More significantly, either because we have fallen prey to self-delusion, don’t know what to do, have become comfortable with old habits or rationalize our ineffectiveness, we refuse to change a losing strategy. We are the blender that has only one speed, the football team that runs the same play on every down or the car hopelessly stuck in the mud yet endlessly spinning its wheels.
We confine ourselves to doing only that which we have always done. In fact we are hostile to change, lashing out at change agents as heretics and non-believers. As a result, things have gotten progressively worse as parents parent or not, families nurture of not and schools educate or not. This is our challenge, a dare we are obligated to meet as follows.

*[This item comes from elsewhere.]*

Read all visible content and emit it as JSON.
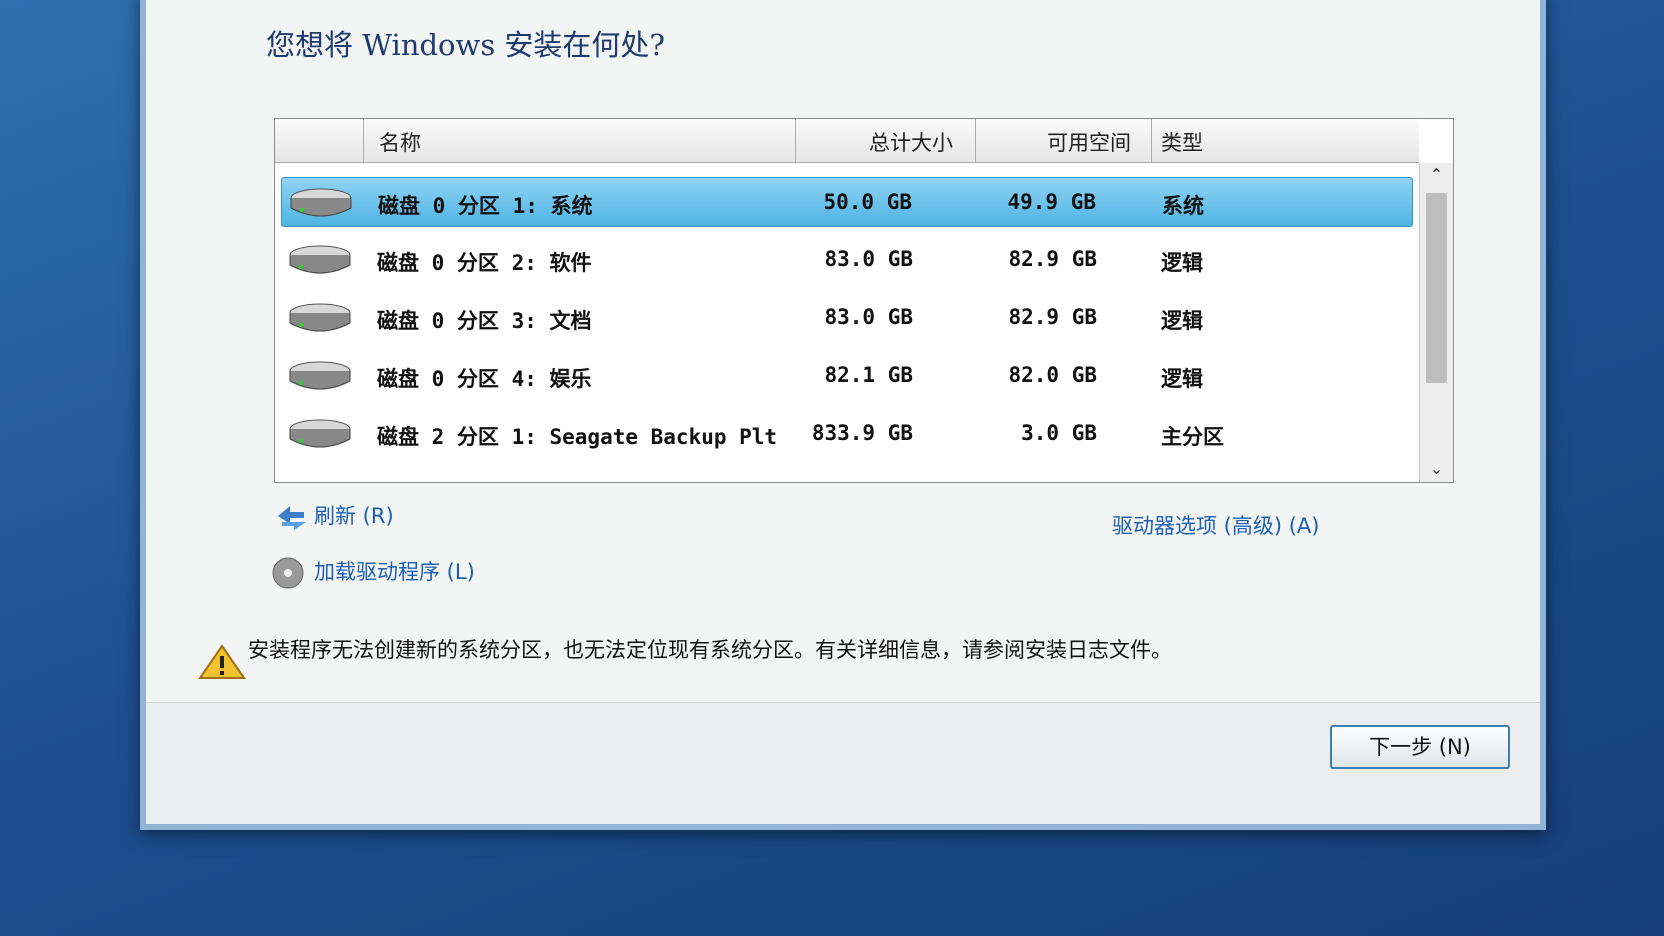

First, the goal must be nothing less than cultural and structural climate change. Our sympathies are often misplaced. There is an unprecedented level of gun violence in the African-American community, caused in large part by an entrenched criminal element that is deadly, determined and preys almost exclusively on other blacks.
We owe nothing to those who would harm us even if they are us. And we will not succeed until and unless we eliminate these and other pollutants that despoil our communities, whoever or whatever they may be.
Nor can we waste time or effort trying to transform those who refuse to be transformed. We should instead focus on helping those who want to or can be helped. And if current leadership will not or can not take us in a new direction, then we must cultivate new leaders, structures and organizations by which to advance the cause.
Second, play the long game. Helping individuals in dire need is saintly. And developing programs and services to mitigate the negative impact of bad policies is often necessary. But playing short is not a winning strategy. Focusing on policy matters rather than limited programs and services as well as education, employment, entrepreneurship, character, decision-making, economics, children and families is playing to win.
Third, vote not only in Presidential elections but in mass, as a block and all the time. If we do nothing else, this will move the needle.
Fourth, pursue tactics and strategies that work by focusing on outcomes rather than input. It is not always the case that doing something is better than doing nothing. We can in fact make matters worse. And all too often we salve our conscious and soothe our souls by engaging in strategies and tactics that simply make us feel better.
Thus, the query is not a matter of input, i.e., what we have done. The core consideration is instead outcomes, i.e., what have we achieved. Our social and moral responsibility is to engage in those activities that create the greatest good for the greatest number of people.
In summary, there is not a particle’s worth of difference between the mean streets of Baltimore, Oakland, Chicago, Memphis, St. Louis, Tulsa or any other community with a sizeable minority population. They are one and the same, with the same issues and cast of characters.
Given the record levels of black on black violence, teenage pregnancies, homelessness and other social maladies we can no longer conduct business as usual. And considering the vulgarity of drive-bys, the buffoonery of sagging pants and the waste of able-bodied men and women loitering for hours under a dead tree, we have never been so low.
We can blame others if we wish but doing so solves nothing. And while Black lives do indeed matter, the biggest threat to black lives is other black lives. Until and unless we confront these unpleasant yet fundamental realities as well as the other problems that bedevils us, we will never move the needle. We will instead continue to fill a car that we know has a hole in the tank.
Leo Barron Hicks, Founder and CEO
Blackacre Policy Forum